“It was an eye opener, really talking to the kids, the teachers, the administrators,” he said.
By the numbers
There are two political action committees that oppose I-1240. Combined, People For Our Public Schools and No On 1240 have raised $248,613.
Their top donors are:
There is one registered committee that supports the initiative, Yes On 1240: Washington Coalition For Public Charter Schools. So far, it has raised $4,613,082. Its top donors are:
Source: Public Disclosure Commission
Magendanz said he realized school boards and their policies could be part of the problem. Charter schools would still be subject to many state and federal laws and regulations, like those that concern civil rights and health. Their students would have to take statewide assessments and meet state graduation requirements, but charter schools would be exempt from many rules that are applicable to regular school districts. The teachers at charter schools would not have to be members of a union.
“The main one is that they are getting out from under collective bargaining and district policies, it’s really on a case by case basis. I like that charters are not a one-size-fits-all system,” Magendanz said. “We are talking about 40 schools here. Given that 41 states have had the opportunity, it’s an opportunity for us to cherry-pick those programs.”
Conversion charters — existing public schools authorized to switch to a charter format — and those approved by the local school board could get a portion of local levy dollars. Others could only receive funds from levies that were passed after the school started. Along with accepting private donations, the charter schools would also be eligible for state grants on the same basis as a school district.
Adding more mouths to feed to an already underfunded education system has some people concerned.
“Having sat on a school board and opened many new schools … there are major expenses that need to be undertaken just to get that school open,” said Barbara de Michele, who served on the Issaquah School Board from 1995 to 2003. “That money will be drained from the public school budget.”
But the recent state Supreme Court determination that Washington’s schools are underfunded is also part 1240’s supporters’ argument.
“Charter schools do not solve the need for additional dollars, it’s just allowing for what you do in the school day be different … sometimes it’s about a different curriculum or additional time with math and reading,” Meryweather said. “People think it’s privatization of public education, it’s not.
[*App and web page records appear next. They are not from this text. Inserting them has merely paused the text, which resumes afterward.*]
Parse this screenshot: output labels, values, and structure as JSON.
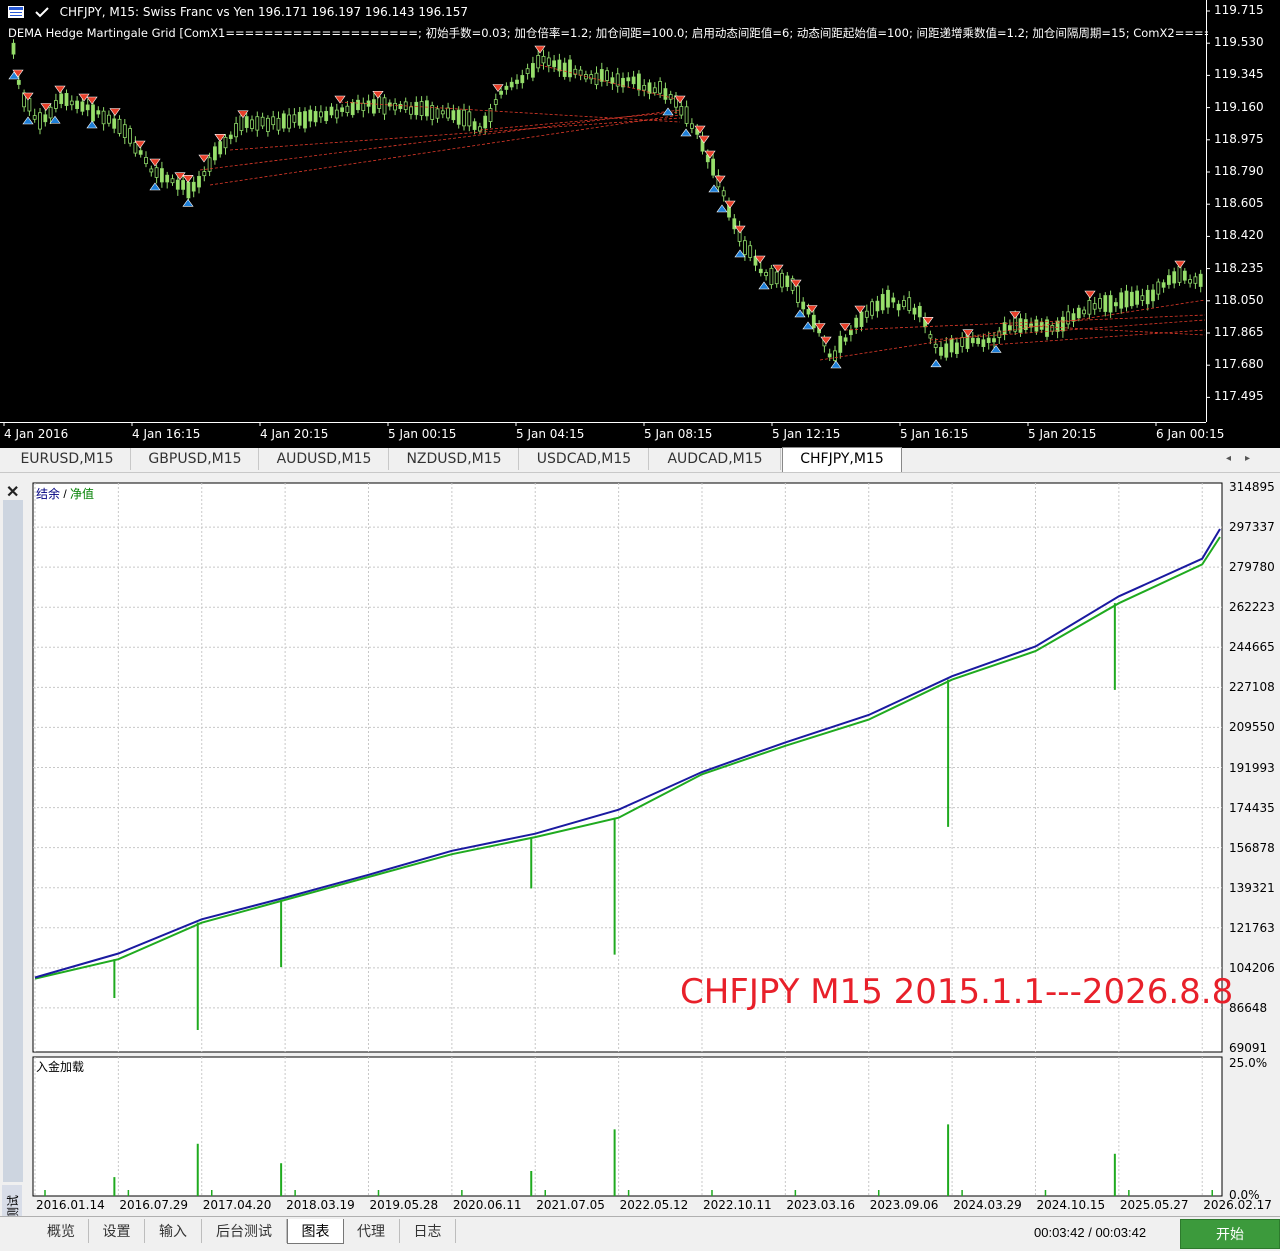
{
  "chart": {
    "symbol_title": "CHFJPY, M15:  Swiss Franc vs Yen  196.171 196.197 196.143 196.157",
    "indicator_text": "DEMA Hedge Martingale Grid [ComX1====================; 初始手数=0.03; 加仓倍率=1.2; 加仓间距=100.0; 启用动态间距值=6; 动态间距起始值=100; 间距递增乘数值=1.2; 加仓间隔周期=15; ComX2====",
    "price_labels": [
      "119.715",
      "119.530",
      "119.345",
      "119.160",
      "118.975",
      "118.790",
      "118.605",
      "118.420",
      "118.235",
      "118.050",
      "117.865",
      "117.680",
      "117.495"
    ],
    "time_labels": [
      "4 Jan 2016",
      "4 Jan 16:15",
      "4 Jan 20:15",
      "5 Jan 00:15",
      "5 Jan 04:15",
      "5 Jan 08:15",
      "5 Jan 12:15",
      "5 Jan 16:15",
      "5 Jan 20:15",
      "6 Jan 00:15"
    ],
    "colors": {
      "bull": "#9adf6a",
      "bear": "#000000",
      "wick": "#8fd96a",
      "buy_arrow": "#1e7fd8",
      "sell_arrow": "#e8402a",
      "grid_line": "#e03a2a"
    }
  },
  "symbol_tabs": [
    "EURUSD,M15",
    "GBPUSD,M15",
    "AUDUSD,M15",
    "NZDUSD,M15",
    "USDCAD,M15",
    "AUDCAD,M15",
    "CHFJPY,M15"
  ],
  "active_symbol_tab": "CHFJPY,M15",
  "tester": {
    "legend_balance": "结余",
    "legend_sep": " / ",
    "legend_equity": "净值",
    "load_label": "入金加载",
    "annotation": "CHFJPY M15 2015.1.1---2026.8.8",
    "side_label": "策略测试",
    "y_labels": [
      "314895",
      "297337",
      "279780",
      "262223",
      "244665",
      "227108",
      "209550",
      "191993",
      "174435",
      "156878",
      "139321",
      "121763",
      "104206",
      "86648",
      "69091"
    ],
    "load_labels": [
      "25.0%",
      "0.0%"
    ],
    "date_labels": [
      "2016.01.14",
      "2016.07.29",
      "2017.04.20",
      "2018.03.19",
      "2019.05.28",
      "2020.06.11",
      "2021.07.05",
      "2022.05.12",
      "2022.10.11",
      "2023.03.16",
      "2023.09.06",
      "2024.03.29",
      "2024.10.15",
      "2025.05.27",
      "2026.02.17"
    ],
    "colors": {
      "balance": "#1a1aa0",
      "equity": "#1faa1f",
      "load": "#1faa1f"
    }
  },
  "chart_data": {
    "type": "line",
    "title": "",
    "xlabel": "",
    "ylabel": "",
    "ylim": [
      69091,
      314895
    ],
    "x": [
      "2016.01.14",
      "2016.07.29",
      "2017.04.20",
      "2018.03.19",
      "2019.05.28",
      "2020.06.11",
      "2021.07.05",
      "2022.05.12",
      "2022.10.11",
      "2023.03.16",
      "2023.09.06",
      "2024.03.29",
      "2024.10.15",
      "2025.05.27",
      "2026.02.17"
    ],
    "series": [
      {
        "name": "结余",
        "values": [
          100000,
          110500,
          125500,
          135000,
          145000,
          155500,
          163000,
          173500,
          190000,
          203000,
          215000,
          232000,
          245000,
          267000,
          283500
        ]
      },
      {
        "name": "净值",
        "values": [
          99500,
          108000,
          124000,
          134000,
          144000,
          154000,
          161500,
          170000,
          189000,
          201500,
          213000,
          230500,
          243000,
          264000,
          281000
        ]
      }
    ],
    "equity_dips": [
      {
        "date": "2016.07.29",
        "value": 91000
      },
      {
        "date": "2017.04.20",
        "value": 77000
      },
      {
        "date": "2018.03.19",
        "value": 104500
      },
      {
        "date": "2021.07.05",
        "value": 139000
      },
      {
        "date": "2022.05.12",
        "value": 110000
      },
      {
        "date": "2024.03.29",
        "value": 166000
      },
      {
        "date": "2025.05.27",
        "value": 226000
      }
    ],
    "load_ylim": [
      0,
      25.0
    ],
    "grid": true,
    "legend": "top-left"
  }
}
It’s public education with another option for parents and students and teachers.”
Still, others remain on the fence.
“On the one hand, I see nothing wrong with them. I am all for choice,” said Kimberly Montague, an area mother. “On the other hand, there needs to be regulations. So I am up in the air on that one.”